densely populated.
Indus River
- Starts in Himalayas
- Empties in Arabian Sea
Ganges River
- Starts in Himalayas
- Empties in Bay of Bengal
Do you notice the heavily
concentrated areas of people
in India’s northern and
north-eastern sections?
This is a result of the
favorable conditions in the
Indo-Gangetic Plain!
The Plateau
South of the Indo-Gangetic
Plain, the land begins to
rise. At the same time, it is
narrowing towards the
southern point of the
subcontinent. This region is
known as the Deccan
Plateau. This area is dryer,
so more irrigation is needed
for farming. However, the
plateau does have very rich
volcanic soil which comes
from old lava flows.
Notice the Deccan
Plateau in central India!
The tectonic plate that
makes up the subcontinent
is pushing into the rest of
Asia and created the
Himalayas. This massive
mountain range is still rising
because of this action.
Mount Everest, its highest
peak, is over 29,000 feet
high, the world's tallest.
Do you see how the Indian and
Eurasian Plates are pushing against
each other? This action is what
causes mountains to form – and when
you already have mountains, it makes
them higher!
India’s southern border has
mountains on both sides:
the Western and Eastern
The Deccan Plateau is framed
on either side by rugged
mountains, the Eastern and
Western Ghats. Each
mountain chain runs for over
1,000 miles. The forests that
cover much of these
mountains are home to a
variety of wildlife.
India’s climate is dominated
by monsoons. Monsoons
are strong, often violent
winds that change direction
with the season. Monsoons
blow from the sea toward
land in the summer and
from the land toward the
sea in winter.
People often associate monsoons
with severe rain storms, like the one
above. However, a monsoon only
refers to violent wind that changes
direction with the season. There are
dry monsoons too!
India’s Summer
The summer monsoons roar
In the summer, air current travels across
India from the southwest. The current
brings moisture from the Indian Ocean and
drops it over India, causing heavy rainfall at
times. Because of this, the summer
monsoon is the wet monsoon in India.
onto the subcontinent from
the southwest. The winds
carry moisture from the
Indian Ocean and bring
heavy rains from June to
September. The torrential
rainstorms often cause
violent landslides. Entire
villages have been swept
away during monsoon rains.
Watch the effects of a monsoon in Pakistan!
India’s Summer
The summer monsoon brings muchneeded rainfall for crops!
Despite the potential for
destruction, the summer
monsoons are welcomed in
India.

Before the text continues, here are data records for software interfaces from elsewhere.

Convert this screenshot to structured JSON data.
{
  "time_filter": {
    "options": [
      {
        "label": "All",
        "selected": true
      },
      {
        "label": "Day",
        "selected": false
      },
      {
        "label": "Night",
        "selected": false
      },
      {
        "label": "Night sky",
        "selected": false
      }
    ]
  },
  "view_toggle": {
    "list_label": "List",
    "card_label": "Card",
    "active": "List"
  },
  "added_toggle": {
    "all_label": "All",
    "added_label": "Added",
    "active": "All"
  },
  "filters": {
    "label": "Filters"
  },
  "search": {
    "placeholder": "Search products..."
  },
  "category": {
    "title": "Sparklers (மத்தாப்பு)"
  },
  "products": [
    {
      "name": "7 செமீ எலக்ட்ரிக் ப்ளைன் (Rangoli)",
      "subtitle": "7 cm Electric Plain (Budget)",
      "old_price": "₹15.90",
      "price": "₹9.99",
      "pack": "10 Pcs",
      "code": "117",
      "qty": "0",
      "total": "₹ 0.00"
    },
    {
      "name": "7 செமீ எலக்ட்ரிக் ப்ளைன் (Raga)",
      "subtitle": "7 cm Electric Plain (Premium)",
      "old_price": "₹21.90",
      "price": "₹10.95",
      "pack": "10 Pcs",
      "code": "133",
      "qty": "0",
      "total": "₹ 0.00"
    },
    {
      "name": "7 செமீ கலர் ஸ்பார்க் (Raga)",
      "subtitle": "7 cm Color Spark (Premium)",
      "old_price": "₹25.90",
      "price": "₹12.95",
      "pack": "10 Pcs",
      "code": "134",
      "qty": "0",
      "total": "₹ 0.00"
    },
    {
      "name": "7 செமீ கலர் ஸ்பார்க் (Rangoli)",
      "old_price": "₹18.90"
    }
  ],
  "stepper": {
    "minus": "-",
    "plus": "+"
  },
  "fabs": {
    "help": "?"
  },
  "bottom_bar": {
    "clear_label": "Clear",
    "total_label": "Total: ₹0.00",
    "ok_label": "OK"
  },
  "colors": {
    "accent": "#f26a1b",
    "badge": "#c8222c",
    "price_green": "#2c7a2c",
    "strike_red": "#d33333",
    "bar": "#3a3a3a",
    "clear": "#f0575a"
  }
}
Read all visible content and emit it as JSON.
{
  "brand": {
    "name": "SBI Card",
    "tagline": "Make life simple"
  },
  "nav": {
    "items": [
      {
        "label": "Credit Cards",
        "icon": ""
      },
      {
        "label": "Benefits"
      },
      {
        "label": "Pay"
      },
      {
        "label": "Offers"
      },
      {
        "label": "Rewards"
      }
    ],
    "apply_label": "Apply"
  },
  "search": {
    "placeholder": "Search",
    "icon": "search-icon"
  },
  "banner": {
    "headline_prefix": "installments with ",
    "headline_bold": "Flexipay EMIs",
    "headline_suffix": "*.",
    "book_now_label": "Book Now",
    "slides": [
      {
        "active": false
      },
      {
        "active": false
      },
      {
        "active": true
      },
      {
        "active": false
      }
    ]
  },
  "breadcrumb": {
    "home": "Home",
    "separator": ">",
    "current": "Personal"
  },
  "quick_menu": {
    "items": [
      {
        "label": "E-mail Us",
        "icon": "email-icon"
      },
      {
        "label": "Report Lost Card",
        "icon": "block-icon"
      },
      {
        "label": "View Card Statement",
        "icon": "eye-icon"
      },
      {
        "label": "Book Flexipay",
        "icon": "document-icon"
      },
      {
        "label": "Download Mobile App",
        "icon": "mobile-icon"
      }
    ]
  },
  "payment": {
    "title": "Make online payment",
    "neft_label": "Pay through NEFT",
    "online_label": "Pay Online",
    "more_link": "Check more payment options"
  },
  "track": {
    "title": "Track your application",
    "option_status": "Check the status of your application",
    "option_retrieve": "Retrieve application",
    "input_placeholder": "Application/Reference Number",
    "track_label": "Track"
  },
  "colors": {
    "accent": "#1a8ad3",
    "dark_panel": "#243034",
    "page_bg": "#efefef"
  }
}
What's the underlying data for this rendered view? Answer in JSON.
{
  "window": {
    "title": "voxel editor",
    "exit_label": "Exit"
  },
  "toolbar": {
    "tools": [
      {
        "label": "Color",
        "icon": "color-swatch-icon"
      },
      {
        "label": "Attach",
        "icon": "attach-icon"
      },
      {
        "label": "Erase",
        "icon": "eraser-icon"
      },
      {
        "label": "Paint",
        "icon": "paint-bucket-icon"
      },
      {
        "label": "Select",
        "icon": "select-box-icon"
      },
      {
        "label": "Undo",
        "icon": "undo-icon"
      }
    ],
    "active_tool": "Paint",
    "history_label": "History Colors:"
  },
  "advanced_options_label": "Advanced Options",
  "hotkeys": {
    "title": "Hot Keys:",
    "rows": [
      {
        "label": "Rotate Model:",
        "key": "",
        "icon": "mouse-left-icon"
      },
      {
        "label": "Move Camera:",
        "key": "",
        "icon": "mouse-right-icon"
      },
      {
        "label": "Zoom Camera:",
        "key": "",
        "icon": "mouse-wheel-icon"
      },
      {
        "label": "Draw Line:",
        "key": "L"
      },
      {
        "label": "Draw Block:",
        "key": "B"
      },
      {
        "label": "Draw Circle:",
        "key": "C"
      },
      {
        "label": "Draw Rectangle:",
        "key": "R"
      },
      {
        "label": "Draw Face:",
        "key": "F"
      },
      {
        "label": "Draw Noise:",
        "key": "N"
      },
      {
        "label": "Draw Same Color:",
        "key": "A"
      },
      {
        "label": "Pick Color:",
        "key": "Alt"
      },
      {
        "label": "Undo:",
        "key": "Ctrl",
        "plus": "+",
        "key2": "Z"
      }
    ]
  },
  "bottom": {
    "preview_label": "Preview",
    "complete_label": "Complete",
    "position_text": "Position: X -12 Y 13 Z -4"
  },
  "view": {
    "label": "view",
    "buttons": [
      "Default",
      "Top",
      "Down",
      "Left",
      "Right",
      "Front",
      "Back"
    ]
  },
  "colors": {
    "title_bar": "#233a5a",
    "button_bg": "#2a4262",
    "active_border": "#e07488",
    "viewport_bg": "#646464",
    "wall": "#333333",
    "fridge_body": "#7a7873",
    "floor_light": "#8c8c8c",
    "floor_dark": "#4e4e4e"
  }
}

Farmers depend on
the rains to irrigate their
land. Additionally, a great
deal of India’s electricity is
generated by water-power
provided by the monsoon
The water power provided by
the monsoon gives hundreds of
thousands access to electricity!
India’s Winter
India’s winters are hot and
dry. The monsoon winds
blow from the northeast
and carry little moisture.
The temperature is high
because the Himalayas
form a barrier that prevents
cold air from passing onto
the subcontinent.
In the winter, air current reverses and travels
across India from the northeast. Most of the
water vapor falls in the massive Himalayan
Mountains, which then brings dry air into
India. Because of this, the winter monsoon is
the dry monsoon in India.
India’s Winter
Additionally, most of India
lies between the Tropic of
Notice the Tropic of Cancer
which runs through northcentral India. This means India
is very warm year-round!
Cancer and the equator, so
the sun’s rays shine directly
on the land. The
temperature can reach as
high as 110 degree (F)
during the Indian winter.
Watch how monsoons work!